Here's a little snippet for all to read which explains the Due Process issues with the legislation, which says it better than I can:
DUE PROCESS PROBLEMS
The Supreme Court has ruled that the First Amendment prohibits prior restraintlimiting access to speech before a court has provided due process to the defendant. In particular, as a letter signed by dozens of law professors pointed out, speakers are entitled to tell their own side of the story to the judge before their content is taken down. And if a defendant loses, he is typically given the opportunity to exhaust his appeals before his speech is censored.
The sponsors of SOPA and PIPA appear to have ignored these concerns. Both bills allow the attorney general (and, in some cases, private partiesmore on that later) to request a takedown of an overseas site based on the legal fiction that the website, rather than its owner, is the defendant. Because a website owner isn't technically a party to the case, the judge can issue an injunction before he has even heard the defendant's side of the case. And the attorney general can have the target website cut off from access to search engines, advertising networks, and credit card payments.
Website owners can intervene to overturn an injunction, but the bill envisions this adversarial process happening after the injunction has been issued and the site has already been removed from search engines and had its funding cut off.
To see how this can burden free speech, we need only look at the case of rojadirecta, which was seized by the government last year. The Spanish sports site has been declared legal under Spanish law, but it has taken the site months to get a hearing in an American court. Whether or not the seizure of rojadirecta is declared legal or not, the site should have had its day in court before it lost its domain. SOPA and PIPA would make this problem worse by extending similar procedures to ad networks, payment networks, and search engines.
I am never confident when our government passes laws that come even close to violating our Constitution, and I am leary of any new legislation passed that could provide even a hint of eroding our freedoms even a little bit. Scott seems to be very confident that our government has our best interests in mind, but this is often not the case. All too often the government has the SPECIAL INTERESTS and their own interests only in mind.
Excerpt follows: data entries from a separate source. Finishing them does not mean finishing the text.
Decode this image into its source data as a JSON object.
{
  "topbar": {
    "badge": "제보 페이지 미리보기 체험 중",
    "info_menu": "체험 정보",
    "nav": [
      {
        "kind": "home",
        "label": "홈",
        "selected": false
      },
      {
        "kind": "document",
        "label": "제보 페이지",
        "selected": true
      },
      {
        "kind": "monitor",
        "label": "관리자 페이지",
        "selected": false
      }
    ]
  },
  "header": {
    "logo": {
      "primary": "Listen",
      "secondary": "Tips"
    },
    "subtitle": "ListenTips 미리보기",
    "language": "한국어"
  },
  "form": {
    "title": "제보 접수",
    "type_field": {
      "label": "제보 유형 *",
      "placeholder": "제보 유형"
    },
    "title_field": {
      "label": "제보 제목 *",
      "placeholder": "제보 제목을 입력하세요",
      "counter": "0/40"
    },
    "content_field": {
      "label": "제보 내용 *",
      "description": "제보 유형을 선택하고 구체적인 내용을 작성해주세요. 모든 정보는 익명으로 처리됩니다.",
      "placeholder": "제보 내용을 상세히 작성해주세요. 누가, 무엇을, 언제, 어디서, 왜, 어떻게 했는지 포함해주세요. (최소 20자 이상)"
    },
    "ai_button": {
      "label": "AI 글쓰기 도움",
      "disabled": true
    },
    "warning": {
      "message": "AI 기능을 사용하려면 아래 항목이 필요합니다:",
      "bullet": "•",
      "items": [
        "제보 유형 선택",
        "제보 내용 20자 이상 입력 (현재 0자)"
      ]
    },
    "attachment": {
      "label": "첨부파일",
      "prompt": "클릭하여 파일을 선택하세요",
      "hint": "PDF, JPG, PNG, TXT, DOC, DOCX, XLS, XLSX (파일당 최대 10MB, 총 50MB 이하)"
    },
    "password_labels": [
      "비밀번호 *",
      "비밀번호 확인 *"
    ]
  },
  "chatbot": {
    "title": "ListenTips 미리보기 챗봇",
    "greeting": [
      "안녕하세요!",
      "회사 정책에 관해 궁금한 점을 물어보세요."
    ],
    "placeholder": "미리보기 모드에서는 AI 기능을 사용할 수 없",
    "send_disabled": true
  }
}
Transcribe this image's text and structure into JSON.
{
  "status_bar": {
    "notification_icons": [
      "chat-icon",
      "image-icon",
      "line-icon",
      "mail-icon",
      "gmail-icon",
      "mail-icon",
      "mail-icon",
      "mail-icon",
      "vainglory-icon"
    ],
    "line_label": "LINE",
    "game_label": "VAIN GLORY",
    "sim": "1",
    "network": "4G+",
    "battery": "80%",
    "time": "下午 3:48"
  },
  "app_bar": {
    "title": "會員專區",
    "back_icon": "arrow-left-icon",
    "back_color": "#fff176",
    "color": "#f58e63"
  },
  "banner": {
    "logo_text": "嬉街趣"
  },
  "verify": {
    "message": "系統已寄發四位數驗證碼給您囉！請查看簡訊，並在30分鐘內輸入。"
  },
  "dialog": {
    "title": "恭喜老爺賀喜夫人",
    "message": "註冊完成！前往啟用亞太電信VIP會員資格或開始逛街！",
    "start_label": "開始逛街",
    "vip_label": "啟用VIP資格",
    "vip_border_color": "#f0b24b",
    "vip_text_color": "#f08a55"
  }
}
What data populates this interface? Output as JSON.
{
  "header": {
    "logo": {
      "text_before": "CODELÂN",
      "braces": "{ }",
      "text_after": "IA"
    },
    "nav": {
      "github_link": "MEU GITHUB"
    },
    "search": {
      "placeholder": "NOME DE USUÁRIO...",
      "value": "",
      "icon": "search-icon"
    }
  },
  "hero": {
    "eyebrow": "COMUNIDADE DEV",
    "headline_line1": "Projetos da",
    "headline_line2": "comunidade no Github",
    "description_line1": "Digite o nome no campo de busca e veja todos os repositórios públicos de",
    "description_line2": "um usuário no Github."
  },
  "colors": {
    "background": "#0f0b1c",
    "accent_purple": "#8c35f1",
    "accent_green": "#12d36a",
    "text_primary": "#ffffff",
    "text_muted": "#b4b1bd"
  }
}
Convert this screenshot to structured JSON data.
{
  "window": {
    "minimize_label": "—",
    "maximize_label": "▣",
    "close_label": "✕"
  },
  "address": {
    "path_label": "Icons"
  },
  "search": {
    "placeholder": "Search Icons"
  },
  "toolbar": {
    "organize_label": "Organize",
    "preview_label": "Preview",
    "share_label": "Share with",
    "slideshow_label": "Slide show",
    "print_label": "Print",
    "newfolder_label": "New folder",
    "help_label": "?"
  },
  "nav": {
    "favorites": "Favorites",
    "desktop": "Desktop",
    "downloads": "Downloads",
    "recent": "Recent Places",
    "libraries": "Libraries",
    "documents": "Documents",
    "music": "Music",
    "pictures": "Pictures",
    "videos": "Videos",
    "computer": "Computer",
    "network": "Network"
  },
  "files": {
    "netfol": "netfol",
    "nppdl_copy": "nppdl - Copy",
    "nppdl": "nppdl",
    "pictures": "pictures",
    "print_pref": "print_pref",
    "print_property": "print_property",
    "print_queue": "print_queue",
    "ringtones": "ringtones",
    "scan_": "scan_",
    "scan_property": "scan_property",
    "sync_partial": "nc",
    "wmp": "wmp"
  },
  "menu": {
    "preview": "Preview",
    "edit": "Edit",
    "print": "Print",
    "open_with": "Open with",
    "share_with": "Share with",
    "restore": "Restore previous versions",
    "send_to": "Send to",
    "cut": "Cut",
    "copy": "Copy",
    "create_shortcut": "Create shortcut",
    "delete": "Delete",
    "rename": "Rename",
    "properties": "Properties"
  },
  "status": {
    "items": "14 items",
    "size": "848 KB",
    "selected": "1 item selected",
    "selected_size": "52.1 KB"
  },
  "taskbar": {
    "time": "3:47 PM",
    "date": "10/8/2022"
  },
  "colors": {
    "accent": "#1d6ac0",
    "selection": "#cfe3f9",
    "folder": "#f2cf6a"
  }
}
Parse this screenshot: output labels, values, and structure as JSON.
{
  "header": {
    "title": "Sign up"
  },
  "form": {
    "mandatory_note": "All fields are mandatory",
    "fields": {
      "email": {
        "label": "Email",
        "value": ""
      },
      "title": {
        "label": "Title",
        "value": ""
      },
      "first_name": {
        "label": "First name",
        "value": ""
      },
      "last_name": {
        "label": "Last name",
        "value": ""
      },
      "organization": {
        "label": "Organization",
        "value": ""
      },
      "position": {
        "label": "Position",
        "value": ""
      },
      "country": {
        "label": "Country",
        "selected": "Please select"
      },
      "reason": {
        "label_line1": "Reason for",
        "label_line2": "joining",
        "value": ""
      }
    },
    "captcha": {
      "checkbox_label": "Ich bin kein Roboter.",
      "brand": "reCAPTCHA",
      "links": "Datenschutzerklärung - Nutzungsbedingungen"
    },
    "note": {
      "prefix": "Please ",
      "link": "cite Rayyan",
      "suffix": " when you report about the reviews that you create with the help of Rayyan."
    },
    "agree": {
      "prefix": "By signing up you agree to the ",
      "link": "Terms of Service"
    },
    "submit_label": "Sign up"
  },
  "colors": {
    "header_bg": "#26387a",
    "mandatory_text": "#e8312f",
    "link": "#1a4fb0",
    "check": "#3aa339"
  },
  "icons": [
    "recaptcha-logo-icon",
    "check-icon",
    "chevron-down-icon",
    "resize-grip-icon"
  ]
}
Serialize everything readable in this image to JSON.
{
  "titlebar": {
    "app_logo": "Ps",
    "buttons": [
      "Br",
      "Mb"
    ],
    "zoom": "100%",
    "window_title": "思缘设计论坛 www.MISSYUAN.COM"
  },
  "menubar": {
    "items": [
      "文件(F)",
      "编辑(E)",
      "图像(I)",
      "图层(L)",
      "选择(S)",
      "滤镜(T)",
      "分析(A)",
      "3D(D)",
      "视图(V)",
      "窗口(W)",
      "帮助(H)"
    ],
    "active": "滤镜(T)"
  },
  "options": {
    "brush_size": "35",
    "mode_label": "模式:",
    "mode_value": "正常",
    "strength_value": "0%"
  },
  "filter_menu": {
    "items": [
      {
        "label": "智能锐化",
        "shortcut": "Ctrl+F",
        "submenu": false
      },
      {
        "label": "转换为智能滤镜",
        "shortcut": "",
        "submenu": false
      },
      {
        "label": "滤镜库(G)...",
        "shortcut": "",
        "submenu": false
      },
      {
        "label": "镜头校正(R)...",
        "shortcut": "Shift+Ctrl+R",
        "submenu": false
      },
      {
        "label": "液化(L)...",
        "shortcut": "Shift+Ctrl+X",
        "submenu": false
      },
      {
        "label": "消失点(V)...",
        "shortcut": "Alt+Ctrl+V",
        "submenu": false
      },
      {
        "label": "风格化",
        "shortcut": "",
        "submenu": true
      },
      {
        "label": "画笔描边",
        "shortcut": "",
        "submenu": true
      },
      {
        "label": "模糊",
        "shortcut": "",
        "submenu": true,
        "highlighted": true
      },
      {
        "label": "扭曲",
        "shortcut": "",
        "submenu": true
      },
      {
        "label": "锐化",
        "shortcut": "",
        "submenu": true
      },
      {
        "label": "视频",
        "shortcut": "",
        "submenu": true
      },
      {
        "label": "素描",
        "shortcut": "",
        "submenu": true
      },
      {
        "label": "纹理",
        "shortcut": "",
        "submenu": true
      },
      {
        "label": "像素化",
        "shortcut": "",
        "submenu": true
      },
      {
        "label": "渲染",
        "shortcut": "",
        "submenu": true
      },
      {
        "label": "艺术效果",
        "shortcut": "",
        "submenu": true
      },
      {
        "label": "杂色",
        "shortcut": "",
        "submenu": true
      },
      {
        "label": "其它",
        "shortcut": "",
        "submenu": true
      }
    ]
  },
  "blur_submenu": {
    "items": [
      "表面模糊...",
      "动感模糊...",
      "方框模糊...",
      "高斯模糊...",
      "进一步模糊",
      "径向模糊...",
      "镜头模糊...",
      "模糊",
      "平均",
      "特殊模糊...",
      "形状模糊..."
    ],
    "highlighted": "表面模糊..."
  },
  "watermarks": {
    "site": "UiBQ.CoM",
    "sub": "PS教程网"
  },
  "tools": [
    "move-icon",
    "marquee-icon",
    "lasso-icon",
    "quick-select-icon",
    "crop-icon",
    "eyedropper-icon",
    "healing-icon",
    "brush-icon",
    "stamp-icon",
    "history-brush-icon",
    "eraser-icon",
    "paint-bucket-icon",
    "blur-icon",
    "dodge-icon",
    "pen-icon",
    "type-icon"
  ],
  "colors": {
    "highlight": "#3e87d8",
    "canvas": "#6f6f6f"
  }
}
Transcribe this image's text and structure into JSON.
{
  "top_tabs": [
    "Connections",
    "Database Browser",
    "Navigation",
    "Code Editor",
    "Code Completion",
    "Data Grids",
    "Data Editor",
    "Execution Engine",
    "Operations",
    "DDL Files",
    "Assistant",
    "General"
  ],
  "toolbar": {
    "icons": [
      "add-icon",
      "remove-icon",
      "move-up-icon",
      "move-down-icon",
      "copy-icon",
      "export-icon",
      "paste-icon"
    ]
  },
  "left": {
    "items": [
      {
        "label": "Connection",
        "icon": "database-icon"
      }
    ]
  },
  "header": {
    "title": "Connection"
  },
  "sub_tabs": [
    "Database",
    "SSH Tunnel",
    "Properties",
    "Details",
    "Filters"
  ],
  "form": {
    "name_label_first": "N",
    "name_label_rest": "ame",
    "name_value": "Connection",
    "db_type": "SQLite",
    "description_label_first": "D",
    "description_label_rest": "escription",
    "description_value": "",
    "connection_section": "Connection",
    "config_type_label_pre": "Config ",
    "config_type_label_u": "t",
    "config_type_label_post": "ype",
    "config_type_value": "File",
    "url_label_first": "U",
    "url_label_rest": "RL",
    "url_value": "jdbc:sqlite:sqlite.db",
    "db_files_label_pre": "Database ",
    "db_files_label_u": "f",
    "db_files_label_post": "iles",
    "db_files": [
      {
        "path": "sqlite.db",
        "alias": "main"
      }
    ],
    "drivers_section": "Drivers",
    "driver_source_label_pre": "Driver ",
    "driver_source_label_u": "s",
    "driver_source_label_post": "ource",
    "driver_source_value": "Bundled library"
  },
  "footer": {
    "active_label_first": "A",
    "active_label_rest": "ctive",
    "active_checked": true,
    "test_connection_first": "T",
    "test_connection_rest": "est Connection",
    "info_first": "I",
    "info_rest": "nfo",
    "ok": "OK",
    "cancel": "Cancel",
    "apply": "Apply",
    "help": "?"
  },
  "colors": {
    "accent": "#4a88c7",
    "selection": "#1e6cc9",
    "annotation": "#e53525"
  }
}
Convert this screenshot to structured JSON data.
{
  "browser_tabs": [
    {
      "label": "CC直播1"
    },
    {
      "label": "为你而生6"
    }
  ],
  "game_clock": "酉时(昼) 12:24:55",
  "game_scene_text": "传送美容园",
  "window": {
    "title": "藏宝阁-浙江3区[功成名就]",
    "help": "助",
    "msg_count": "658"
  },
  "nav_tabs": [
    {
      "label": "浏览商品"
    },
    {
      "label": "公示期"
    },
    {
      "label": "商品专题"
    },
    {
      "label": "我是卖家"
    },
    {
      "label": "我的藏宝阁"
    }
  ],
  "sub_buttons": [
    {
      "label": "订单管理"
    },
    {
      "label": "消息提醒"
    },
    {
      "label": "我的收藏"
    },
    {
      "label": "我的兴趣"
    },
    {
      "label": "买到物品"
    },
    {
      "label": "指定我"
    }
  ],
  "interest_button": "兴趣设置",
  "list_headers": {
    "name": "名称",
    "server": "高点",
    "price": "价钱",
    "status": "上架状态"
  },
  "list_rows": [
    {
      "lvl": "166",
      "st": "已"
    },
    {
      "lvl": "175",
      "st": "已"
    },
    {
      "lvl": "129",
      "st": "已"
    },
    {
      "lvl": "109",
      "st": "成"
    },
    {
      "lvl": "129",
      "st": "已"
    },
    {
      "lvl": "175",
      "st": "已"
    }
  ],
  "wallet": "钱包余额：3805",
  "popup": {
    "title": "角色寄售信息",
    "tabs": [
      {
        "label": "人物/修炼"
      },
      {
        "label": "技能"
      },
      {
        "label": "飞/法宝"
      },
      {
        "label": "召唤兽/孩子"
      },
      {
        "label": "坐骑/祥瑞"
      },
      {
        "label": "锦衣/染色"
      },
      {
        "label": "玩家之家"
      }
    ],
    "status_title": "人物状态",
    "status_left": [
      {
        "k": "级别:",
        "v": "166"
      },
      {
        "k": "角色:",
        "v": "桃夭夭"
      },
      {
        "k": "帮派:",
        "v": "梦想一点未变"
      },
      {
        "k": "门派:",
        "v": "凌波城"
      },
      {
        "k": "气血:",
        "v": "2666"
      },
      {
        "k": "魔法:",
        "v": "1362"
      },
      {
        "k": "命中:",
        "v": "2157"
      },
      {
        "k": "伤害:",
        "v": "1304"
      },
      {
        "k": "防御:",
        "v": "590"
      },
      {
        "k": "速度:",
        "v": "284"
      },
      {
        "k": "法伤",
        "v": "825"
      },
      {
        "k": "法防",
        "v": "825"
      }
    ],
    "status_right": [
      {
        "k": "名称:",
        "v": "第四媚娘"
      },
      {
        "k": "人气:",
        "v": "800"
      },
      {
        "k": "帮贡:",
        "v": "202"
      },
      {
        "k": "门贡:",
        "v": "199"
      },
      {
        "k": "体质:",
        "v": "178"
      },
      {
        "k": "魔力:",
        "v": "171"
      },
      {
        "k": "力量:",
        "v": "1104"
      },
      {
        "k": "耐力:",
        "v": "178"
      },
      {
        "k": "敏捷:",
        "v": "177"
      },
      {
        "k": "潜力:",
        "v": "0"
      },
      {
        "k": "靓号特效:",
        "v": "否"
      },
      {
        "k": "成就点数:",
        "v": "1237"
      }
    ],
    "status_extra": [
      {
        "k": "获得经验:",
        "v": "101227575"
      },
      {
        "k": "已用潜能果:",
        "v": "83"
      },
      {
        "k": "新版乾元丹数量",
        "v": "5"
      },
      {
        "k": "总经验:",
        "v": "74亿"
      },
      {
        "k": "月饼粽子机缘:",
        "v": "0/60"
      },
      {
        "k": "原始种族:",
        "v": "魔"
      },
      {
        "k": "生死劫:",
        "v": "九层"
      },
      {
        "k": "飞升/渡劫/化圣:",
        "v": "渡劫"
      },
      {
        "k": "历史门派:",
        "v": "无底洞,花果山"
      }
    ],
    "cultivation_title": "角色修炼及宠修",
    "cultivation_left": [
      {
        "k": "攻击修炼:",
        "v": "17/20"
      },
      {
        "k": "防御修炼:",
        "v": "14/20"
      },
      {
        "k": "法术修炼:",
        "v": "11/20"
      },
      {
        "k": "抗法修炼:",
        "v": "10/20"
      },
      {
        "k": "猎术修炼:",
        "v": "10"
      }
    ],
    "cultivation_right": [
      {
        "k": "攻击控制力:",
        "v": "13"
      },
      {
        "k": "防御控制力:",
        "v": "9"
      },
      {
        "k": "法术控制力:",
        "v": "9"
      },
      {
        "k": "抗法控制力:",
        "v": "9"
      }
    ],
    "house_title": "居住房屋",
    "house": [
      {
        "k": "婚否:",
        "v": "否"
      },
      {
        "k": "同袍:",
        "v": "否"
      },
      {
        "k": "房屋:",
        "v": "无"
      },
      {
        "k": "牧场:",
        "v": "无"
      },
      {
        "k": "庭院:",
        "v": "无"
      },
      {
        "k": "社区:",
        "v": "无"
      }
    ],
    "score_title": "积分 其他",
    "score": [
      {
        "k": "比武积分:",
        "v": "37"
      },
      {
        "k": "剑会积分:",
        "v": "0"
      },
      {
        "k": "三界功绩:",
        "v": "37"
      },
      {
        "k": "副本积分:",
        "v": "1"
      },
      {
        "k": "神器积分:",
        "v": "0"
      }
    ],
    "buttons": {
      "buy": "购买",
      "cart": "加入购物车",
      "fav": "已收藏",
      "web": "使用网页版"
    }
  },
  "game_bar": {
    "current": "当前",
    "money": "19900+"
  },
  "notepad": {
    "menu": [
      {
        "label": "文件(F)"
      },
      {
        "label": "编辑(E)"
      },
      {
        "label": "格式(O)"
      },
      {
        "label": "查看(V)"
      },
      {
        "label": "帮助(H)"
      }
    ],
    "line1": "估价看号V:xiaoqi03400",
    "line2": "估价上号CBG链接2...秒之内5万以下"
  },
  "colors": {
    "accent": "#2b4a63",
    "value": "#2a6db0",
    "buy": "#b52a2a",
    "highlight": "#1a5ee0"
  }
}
The interests of the people are the last thing they consider.
The very quick capitulation of senators and representatives that supported this bill also proves that they are inept and clueless, and didn't practice "due diligence" before offering their support - they just "signed on" because the lobby and the money for support got to them first.
Never quit til you have a swing you'll never forget!